Part 1 of the proposed regulations applies to every vaping product subject to the TVPA that is intended for sale in Canada. Depending on the presence and concentration of nicotine, a health warning about addictiveness of nicotine, a statement of the nicotine concentration, and a toxicity warning about nicotine ingestion must be displayed on the vaping product. Any information that must be displayed, must be visible, permanent and legible. The regulations also stipulate expressions that may be used to indicate vaping products that do not contain nicotine.
Part 2 of the proposed regulations applies to consumer products under the CCPSA. These draft regulations require child-resistant packaging or containers for refillable vaping devices and their parts, including component tanks or reservoirs, as well as stand-alone containers of vaping substances containing nicotine in a concentration of 0.1 mg/mL. A label must be included on the closure that instructs its proper operation and the closure must maintain its function for the duration of its useful life. Importers and manufacturers must obtain and maintain records to demonstrate that the container meets the applicable standards. Single-use containers must display a statement specifying that the container is not child-resistant and the entire contents should be used upon opening. A list of ingredients is required for every vaping substance, as well as an indication with respect to ingredients that add flavour to allow consumers to make informed choices regarding the products they choose to use. A toxicity warning and hazard symbol must be displayed if the vaping substance has a nicotine concentration of 0.1mg/mL or greater.

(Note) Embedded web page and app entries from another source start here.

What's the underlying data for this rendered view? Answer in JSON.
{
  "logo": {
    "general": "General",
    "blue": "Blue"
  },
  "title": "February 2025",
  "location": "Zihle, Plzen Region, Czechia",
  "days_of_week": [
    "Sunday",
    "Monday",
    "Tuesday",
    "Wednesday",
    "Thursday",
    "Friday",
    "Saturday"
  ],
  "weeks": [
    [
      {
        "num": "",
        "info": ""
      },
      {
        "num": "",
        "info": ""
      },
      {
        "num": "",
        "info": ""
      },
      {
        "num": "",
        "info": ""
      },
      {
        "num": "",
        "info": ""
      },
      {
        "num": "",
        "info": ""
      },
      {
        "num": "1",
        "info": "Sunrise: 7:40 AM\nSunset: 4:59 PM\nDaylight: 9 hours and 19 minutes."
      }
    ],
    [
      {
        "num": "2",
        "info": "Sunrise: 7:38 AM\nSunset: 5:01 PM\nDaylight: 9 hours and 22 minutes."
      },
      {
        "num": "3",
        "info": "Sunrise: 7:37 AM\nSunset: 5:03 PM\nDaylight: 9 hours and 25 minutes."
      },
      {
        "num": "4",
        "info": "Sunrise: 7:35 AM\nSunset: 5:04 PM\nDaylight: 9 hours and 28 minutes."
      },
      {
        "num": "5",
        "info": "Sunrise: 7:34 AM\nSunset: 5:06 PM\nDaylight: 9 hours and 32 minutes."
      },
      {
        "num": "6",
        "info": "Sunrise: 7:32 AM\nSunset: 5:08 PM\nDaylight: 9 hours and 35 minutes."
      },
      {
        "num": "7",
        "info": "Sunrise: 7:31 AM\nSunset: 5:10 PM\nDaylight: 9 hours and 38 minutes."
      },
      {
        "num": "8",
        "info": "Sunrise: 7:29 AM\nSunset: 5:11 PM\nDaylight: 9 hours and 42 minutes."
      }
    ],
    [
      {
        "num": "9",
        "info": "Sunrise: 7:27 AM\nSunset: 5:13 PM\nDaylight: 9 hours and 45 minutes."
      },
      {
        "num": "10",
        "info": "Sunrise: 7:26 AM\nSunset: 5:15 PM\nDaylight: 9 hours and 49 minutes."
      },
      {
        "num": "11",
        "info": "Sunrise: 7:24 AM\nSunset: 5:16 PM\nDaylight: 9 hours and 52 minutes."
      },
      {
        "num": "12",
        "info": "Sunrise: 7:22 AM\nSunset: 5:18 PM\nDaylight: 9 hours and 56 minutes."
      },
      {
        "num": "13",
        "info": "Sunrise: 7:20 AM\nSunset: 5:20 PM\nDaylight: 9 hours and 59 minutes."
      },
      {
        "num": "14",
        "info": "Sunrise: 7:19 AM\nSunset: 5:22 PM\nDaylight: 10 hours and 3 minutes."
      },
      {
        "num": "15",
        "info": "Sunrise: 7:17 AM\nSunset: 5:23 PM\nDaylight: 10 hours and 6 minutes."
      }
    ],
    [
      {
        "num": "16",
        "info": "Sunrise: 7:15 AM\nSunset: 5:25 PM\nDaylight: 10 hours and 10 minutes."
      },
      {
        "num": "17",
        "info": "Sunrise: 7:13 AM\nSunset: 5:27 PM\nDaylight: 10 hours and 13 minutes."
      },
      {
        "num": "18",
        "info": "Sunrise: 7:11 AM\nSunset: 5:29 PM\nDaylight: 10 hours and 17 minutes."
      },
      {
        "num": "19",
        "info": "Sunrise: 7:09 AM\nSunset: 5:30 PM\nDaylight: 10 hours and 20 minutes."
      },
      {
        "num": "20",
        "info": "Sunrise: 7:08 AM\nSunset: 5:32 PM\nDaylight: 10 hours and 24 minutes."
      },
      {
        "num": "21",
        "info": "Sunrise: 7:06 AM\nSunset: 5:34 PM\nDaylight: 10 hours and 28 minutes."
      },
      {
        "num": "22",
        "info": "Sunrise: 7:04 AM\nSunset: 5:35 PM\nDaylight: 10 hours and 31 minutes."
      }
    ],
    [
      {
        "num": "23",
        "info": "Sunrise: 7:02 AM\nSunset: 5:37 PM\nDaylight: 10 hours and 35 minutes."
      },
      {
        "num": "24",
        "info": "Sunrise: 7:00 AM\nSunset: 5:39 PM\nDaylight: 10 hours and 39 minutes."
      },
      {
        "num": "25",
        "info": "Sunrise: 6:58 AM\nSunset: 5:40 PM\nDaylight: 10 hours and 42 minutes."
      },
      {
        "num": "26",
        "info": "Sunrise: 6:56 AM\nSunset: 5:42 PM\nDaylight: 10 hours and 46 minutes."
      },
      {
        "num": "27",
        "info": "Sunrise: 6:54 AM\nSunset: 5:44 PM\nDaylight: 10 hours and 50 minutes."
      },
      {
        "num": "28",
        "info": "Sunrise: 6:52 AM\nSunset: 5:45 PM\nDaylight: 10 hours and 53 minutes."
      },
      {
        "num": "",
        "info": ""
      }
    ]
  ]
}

It is possible that the proposed regulations outlined above may change in the final regulations.
Timeline for finalization of the proposed regulations
Health Canada discusses vaping in its Forward Regulatory Plan, but has yet to provide a future timetable for these proposed regulations.2 Although it is not possible to predict with certainty when final regulations will be issued, recent findings of negative respiratory health effects associated with vaping may accelerate their finalization.
The 75-day comment period for the proposed regulations, inviting stakeholders to make submissions to the government regarding the draft regulations, ended September 5. The final form of the regulations must be approved, registered, and published in the Canada Gazette, Part II. The draft regulations currently stipulate a coming-into-force date of 180 days after their publication in the Gazette.
To discuss these issues, please contact the author(s).
This publication is a general discussion of certain legal and related developments and should not be relied upon as legal advice. If you require legal advice, we would be pleased to discuss the issues in this publication with you, in the context of your particular circumstances.
For permission to republish this or any other publication, contact Janelle Weed.
© 2019 by Torys LLP.
All rights reserved.